Ellery, assistant professor and associate director of the Fisher Institute for Wellness and Gerontology at Ball State University, said that in addition to developing programs based on health screening data, organizations need to talk to their employees, find what health behaviors they are willing to change and then design programs based on this feedback.
For example, in working with schools, she has seen them bring in a massage therapist to do 5-minute chair messages during breaks. They have also had an interior designer come in and talk about decorating ideas associated with colors and feng shui. Why take this approach? "We earn their trust and participation in our programs," she explained. "Then we can work into some of these areas more strongly based in science, such as reducing obesity."
Ellery said wellness programs often focus only on physical health issues, to their detriment. "Stress is one of the leading problems in the workplace. We work too many hours. We need to be more mindful of the social, emotional and intellectual aspects." She noted that many employees are either under- or over-utilized in their jobs. "If you have lots of skills and you are doing a job that doesn't fulfill you, that leads to stress.

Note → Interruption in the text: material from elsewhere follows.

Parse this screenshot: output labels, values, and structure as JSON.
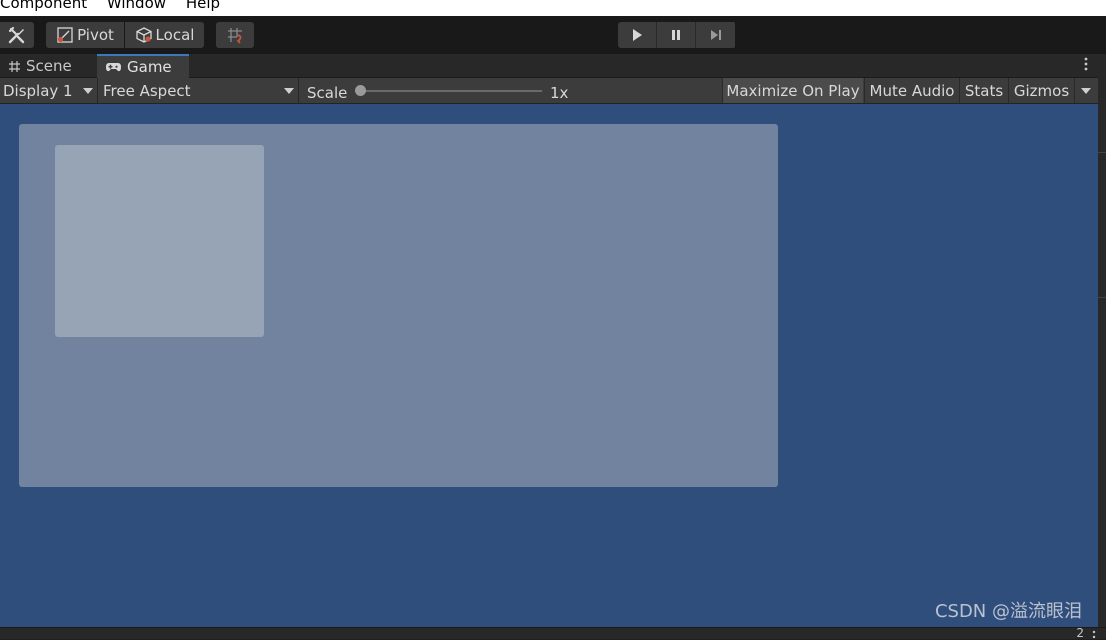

So there are a lot of other things we can do in workplaces that don't necessarily impact immediately this overarching obesity problem that we have but can still make huge steps. Once you address workplace stress and help them balance their lives, then maybe they can go out and take a bicycle ride with their family or do things that are going to enhance their health. It is a slow process."
Ellery said it is important to keep in mind that there are strong societal influences at work in terms of exercise and nutrition, and that workplace wellness programs must be cognizant of these factors. "Over the course of the last few decades, we have become this very sedentary society that works long hours and doesn't even necessarily take vacations to rejuvenate. We just have to change the culture," she said. "Until we do that, we can help people change their individual behavior but we are going to be sticking them back into the same environments and they are going to go back to their old habits, more times than not."
In promoting workplace wellness programs, Ellery said, occupational safety and health professionals can have a key role. "They are already part of the workplace and they understand the workplace. That means they are a key provider. One of the things we are trying to avoid is the whole concept that as a wellness professional, I come in and design program for you and I go away. When I go away, the program is not going to continue. This has to be something that comes from within the folks in that company. We can provide assistance, suggestions and resources to help, but it has to be something that is strongly embraced by people in the company."